Can I Have Gold in My IRA?
Gold must be kept in an IRS-approved depository and transaction fees and storage charges must be considered when investing.
Due to these reasons, physical gold may not be an appropriate investment option for most individuals; however, IRA owners can gain exposure through mining shares and exchange-traded funds.
What is an IRA?
Individual Retirement Accounts (IRAs) provide investors with tax-advantaged savings accounts that allow them to make pretax contributions and grow them tax-deferred until it comes time to withdraw the funds in retirement. A traditional IRA may include precious metals as well as stocks, bonds, real estate or any other investment vehicle.
The IRS does set restrictions on what types of physical gold can be included in an IRA, such as its type, weight and purity. Unfortunately, some dealers use these regulations as an opportunity to sell products that do not comply with law.

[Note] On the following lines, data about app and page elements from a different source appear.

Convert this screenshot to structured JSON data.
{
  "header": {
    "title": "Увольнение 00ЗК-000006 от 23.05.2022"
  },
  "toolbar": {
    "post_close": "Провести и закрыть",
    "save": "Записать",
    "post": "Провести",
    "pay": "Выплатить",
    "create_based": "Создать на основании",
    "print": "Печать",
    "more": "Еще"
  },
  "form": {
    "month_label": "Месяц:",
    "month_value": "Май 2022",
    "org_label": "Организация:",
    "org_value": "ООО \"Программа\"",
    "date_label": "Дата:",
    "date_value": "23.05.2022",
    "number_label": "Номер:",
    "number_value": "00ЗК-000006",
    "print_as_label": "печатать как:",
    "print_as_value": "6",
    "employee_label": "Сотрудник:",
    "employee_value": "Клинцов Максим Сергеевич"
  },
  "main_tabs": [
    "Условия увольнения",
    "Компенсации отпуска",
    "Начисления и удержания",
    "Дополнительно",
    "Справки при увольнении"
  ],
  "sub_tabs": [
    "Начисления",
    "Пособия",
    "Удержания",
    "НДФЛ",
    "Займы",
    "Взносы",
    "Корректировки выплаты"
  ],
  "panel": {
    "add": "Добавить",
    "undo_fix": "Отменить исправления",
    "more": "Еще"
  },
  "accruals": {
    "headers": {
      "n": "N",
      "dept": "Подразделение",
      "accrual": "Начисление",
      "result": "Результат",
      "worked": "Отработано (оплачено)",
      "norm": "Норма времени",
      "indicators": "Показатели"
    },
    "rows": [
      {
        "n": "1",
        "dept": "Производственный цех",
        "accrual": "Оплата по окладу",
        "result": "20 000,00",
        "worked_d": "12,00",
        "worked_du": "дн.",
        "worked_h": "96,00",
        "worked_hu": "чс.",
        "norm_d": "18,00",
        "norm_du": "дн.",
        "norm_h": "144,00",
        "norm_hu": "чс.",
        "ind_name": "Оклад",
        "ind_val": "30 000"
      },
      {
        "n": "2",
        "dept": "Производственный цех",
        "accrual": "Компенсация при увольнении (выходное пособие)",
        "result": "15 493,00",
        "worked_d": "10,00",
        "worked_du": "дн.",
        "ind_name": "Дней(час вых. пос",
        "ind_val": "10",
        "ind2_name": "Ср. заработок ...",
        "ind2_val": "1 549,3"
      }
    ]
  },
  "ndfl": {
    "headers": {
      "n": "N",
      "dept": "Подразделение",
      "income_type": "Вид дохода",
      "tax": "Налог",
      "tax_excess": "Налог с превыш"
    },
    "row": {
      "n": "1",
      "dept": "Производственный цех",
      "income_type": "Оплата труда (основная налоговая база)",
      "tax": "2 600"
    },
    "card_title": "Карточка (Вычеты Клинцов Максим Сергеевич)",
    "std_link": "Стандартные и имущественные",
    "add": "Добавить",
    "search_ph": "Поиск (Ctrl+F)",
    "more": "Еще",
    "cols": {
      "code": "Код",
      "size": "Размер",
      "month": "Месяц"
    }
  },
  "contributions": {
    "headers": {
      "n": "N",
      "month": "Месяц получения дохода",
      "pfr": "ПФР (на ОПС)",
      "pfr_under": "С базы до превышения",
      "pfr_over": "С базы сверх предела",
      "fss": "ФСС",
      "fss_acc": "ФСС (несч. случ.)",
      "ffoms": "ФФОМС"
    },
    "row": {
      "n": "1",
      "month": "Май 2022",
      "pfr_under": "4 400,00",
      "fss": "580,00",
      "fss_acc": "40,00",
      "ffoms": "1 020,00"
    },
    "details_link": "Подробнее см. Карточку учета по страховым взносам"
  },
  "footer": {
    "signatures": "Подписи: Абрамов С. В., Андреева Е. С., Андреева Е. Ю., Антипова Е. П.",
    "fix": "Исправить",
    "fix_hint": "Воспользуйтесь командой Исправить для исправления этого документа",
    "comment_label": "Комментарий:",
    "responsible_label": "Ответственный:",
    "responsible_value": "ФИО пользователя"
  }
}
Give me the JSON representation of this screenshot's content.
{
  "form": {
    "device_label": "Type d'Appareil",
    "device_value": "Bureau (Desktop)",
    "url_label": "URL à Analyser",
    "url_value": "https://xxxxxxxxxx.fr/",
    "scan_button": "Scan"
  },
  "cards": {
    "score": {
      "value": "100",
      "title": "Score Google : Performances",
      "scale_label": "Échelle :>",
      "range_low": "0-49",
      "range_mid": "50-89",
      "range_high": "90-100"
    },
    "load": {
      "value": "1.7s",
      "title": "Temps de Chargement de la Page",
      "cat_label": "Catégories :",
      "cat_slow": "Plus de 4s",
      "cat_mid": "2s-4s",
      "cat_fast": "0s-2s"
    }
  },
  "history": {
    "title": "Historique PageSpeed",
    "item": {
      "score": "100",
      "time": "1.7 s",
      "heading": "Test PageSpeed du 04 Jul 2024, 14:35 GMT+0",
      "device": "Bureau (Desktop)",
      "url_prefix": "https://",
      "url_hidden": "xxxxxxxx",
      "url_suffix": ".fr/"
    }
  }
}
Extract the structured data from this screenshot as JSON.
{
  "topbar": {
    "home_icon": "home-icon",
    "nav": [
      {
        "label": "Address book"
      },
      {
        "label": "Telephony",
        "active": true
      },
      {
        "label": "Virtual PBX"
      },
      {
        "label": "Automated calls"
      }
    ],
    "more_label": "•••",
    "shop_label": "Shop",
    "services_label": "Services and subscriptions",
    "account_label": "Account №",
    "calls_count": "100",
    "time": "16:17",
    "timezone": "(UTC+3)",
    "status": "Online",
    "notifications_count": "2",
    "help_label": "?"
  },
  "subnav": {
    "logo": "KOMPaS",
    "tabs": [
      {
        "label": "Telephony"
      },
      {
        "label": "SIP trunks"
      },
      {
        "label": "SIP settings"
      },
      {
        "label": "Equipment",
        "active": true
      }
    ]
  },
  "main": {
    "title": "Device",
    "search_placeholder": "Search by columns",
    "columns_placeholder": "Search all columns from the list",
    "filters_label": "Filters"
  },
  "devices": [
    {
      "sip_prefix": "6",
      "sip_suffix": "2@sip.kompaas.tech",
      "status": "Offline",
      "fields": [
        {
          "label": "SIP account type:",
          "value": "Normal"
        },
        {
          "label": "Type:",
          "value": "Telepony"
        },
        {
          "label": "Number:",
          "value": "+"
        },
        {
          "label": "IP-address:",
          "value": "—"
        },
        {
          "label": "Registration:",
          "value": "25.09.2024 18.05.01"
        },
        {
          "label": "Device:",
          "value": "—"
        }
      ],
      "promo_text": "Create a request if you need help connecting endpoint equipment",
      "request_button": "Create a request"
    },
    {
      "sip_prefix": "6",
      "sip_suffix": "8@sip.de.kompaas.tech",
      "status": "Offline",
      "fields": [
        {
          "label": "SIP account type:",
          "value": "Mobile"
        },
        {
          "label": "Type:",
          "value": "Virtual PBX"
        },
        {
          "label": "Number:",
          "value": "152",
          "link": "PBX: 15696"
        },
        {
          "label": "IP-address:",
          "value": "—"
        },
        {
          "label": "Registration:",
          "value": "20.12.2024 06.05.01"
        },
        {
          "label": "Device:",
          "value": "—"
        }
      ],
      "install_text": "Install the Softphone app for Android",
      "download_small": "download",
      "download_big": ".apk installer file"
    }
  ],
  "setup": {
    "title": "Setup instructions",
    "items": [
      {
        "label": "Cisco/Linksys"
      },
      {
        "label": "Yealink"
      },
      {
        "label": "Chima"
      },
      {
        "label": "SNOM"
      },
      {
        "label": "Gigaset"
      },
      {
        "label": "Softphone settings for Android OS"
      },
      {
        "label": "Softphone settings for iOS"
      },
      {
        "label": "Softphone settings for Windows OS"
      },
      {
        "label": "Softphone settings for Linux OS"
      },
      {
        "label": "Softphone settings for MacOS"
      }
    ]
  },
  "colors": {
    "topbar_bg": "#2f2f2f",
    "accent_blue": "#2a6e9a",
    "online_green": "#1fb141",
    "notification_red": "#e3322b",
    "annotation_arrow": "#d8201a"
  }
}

Gold investments don’t generate income like other investment options do, making it challenging to meet required minimum distributions (RMDs) during retirement. Furthermore, its lack of liquidity means it may take more time and costs associated with selling your precious metals investment before finding buyers or transporting costs can be covered by you.
Who can open an IRA?
Assuming they are earning income, virtually anyone with earned income is eligible to open and contribute to an Individual Retirement Account (IRA). This includes those with workplace-sponsored 401(k) accounts provided they comply with annual income limitations regarding deductibility contributions made to both traditional and Roth IRAs.
Your options for opening an Individual Retirement Account (IRA) include any financial institution such as a bank, credit union or brokerage firm. When selecting a provider, pay attention to management fees and commissions as well as educational resources if you plan on managing the investments yourself.
Self-employed individuals may open either a Simplified Employee Pension (SEP) IRA or Savings Incentive Match Plan for Employees (SIMPLE) IRA; annual contribution limits depend on your cash flow. With both traditional and Roth IRAs, required minimum distributions (RMDs) must start being taken in the year you reach 73 or 75 if over age 50; an SEPP agreement can help avoid early-withdrawal penalties by spreading payments out over five years or longer.
How do I open an IRA?
IRAs provide another method of saving for retirement outside of workplace plans such as 401(k). Individuals can open either a traditional or Roth IRA to make tax-deductable contributions, while small business owners or freelancers who employ staff may consider opening either an SEP IRA or SIMPLE IRA for themselves and any employees to invest in retirement savings plans.
There is a range of IRA providers, from brokers and robo-advisors, offering individual retirement accounts (IRAs). Some offer lower fees than others so before selecting one it’s important to carefully examine trading costs and account minimums before making your choice.
To open an IRA, typically personal details will need to be provided; these could include your name, address, date of birth and employment details as well as funding sources; for instance using your bank account or setting up payroll deductions/automated transfers each month is usually sufficient for opening an IRA account.
Can I invest in gold in my IRA?
Many investors purchase gold to protect their savings and diversify their portfolio, or as a hedge against economic instability or as currency. Physical metals may be held within either a traditional or Roth IRA as long as your custodian allows self-directed accounts with metal investments as available investment options.
Search online for “self-directed gold IRA,” or contact an established firm like American Bullion or APMEX that specialize in this service, like American Bullion or APMEX. They will purchase and store your metals while charging fees for account setup, maintenance, storage and insurance policies.
Gold IRAs don’t provide the same tax advantages of traditional IRAs because they use pretax dollars and you pay taxes upon distributions at retirement. Furthermore, holding gold doesn’t produce income or pay dividends like owning stocks which might increase in value over time.